Task to complete
Copy every line from the records below that carries the word "done".

Extracted entries Start Marker

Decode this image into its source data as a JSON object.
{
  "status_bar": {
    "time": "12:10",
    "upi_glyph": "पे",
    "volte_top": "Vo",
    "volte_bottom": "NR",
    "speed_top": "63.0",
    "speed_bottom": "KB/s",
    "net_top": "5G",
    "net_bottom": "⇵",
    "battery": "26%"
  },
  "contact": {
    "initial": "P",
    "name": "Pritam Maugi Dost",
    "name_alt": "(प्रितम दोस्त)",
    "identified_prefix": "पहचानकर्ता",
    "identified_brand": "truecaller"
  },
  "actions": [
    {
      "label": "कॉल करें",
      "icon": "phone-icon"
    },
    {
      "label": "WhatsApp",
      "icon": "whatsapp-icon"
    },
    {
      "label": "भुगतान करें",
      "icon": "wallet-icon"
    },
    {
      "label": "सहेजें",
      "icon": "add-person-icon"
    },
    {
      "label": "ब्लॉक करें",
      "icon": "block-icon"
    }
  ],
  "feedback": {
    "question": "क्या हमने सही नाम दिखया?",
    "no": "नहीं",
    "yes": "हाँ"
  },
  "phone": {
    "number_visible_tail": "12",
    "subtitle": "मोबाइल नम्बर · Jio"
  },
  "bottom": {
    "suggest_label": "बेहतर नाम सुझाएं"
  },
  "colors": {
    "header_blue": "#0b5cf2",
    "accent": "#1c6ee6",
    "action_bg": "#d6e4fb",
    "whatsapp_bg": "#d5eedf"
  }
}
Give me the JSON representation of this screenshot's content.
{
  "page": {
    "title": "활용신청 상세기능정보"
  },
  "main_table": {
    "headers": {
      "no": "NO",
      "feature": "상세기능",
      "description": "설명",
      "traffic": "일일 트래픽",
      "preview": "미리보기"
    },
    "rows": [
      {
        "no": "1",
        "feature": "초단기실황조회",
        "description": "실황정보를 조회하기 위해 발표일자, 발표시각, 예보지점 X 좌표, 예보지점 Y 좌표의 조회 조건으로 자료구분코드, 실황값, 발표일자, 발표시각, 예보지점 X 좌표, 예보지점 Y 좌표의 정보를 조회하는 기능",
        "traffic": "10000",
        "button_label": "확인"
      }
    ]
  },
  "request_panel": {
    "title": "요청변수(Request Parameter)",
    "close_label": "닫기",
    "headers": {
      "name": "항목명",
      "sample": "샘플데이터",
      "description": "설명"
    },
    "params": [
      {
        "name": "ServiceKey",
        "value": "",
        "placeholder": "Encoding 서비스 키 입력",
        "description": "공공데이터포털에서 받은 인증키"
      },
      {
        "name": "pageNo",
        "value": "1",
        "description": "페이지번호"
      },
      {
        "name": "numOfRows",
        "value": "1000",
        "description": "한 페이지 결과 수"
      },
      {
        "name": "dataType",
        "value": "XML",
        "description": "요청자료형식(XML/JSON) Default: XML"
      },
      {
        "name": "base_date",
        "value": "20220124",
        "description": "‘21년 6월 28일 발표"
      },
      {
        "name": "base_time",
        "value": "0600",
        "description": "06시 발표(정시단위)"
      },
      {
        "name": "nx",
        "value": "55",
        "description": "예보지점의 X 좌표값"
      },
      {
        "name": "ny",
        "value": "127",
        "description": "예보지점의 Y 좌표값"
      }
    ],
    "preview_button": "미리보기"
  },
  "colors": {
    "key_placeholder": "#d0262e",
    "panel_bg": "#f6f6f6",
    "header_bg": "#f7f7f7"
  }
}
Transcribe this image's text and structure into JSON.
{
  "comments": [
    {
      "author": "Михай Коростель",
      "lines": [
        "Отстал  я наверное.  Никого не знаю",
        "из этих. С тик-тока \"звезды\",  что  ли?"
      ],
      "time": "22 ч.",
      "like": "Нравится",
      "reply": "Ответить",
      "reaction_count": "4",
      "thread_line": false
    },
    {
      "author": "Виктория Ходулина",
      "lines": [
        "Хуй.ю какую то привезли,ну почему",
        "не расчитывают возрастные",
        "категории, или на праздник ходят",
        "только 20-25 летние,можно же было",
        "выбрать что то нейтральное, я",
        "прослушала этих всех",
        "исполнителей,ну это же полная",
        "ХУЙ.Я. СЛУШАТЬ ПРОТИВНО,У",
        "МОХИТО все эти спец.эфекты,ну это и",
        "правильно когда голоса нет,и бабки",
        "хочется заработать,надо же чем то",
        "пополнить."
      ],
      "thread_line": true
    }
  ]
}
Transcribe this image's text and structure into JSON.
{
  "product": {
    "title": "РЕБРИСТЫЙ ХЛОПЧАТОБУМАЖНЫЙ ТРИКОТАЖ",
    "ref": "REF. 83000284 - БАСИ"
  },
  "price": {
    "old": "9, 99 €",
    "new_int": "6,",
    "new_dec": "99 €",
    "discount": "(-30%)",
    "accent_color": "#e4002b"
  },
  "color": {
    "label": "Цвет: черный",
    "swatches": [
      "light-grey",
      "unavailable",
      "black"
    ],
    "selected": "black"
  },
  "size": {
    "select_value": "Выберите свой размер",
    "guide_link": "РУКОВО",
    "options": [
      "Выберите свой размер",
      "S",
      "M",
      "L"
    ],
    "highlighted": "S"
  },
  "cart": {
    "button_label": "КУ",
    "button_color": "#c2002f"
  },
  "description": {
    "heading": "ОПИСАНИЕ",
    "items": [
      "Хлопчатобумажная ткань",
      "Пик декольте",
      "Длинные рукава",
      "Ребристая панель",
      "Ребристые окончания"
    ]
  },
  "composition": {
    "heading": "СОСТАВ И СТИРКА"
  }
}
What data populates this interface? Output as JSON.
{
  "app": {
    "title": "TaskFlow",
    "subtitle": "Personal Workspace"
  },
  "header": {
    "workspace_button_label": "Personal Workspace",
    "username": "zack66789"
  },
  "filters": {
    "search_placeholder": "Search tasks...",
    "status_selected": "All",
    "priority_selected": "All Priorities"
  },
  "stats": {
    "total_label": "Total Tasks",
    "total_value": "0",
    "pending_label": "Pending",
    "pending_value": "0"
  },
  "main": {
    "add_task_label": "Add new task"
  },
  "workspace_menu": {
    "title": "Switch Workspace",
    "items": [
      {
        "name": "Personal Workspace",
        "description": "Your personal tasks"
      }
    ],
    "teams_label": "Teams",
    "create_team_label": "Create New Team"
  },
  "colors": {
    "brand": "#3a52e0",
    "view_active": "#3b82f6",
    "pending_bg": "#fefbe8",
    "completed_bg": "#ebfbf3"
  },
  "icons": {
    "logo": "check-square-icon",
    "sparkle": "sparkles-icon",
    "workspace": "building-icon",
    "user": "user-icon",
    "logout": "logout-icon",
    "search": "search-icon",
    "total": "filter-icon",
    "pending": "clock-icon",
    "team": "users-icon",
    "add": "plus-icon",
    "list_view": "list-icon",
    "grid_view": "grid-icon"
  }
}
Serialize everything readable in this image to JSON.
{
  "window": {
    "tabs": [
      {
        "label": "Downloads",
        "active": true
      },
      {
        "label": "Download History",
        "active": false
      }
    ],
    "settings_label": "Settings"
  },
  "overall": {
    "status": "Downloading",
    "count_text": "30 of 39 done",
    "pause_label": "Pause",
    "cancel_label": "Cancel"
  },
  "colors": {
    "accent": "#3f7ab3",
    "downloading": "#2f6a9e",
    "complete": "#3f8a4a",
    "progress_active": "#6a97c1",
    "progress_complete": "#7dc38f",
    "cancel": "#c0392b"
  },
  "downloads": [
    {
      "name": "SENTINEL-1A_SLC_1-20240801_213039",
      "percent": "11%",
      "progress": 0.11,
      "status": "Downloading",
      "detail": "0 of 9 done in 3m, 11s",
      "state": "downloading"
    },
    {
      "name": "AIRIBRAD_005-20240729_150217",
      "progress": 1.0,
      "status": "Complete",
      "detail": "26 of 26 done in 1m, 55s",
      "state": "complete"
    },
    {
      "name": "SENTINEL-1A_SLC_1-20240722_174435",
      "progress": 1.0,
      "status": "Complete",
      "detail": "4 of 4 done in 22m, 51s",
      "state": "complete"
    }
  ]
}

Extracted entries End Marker

The completed task
    "count_text": "30 of 39 done",
      "detail": "0 of 9 done in 3m, 11s",
      "detail": "26 of 26 done in 1m, 55s",
      "detail": "4 of 4 done in 22m, 51s",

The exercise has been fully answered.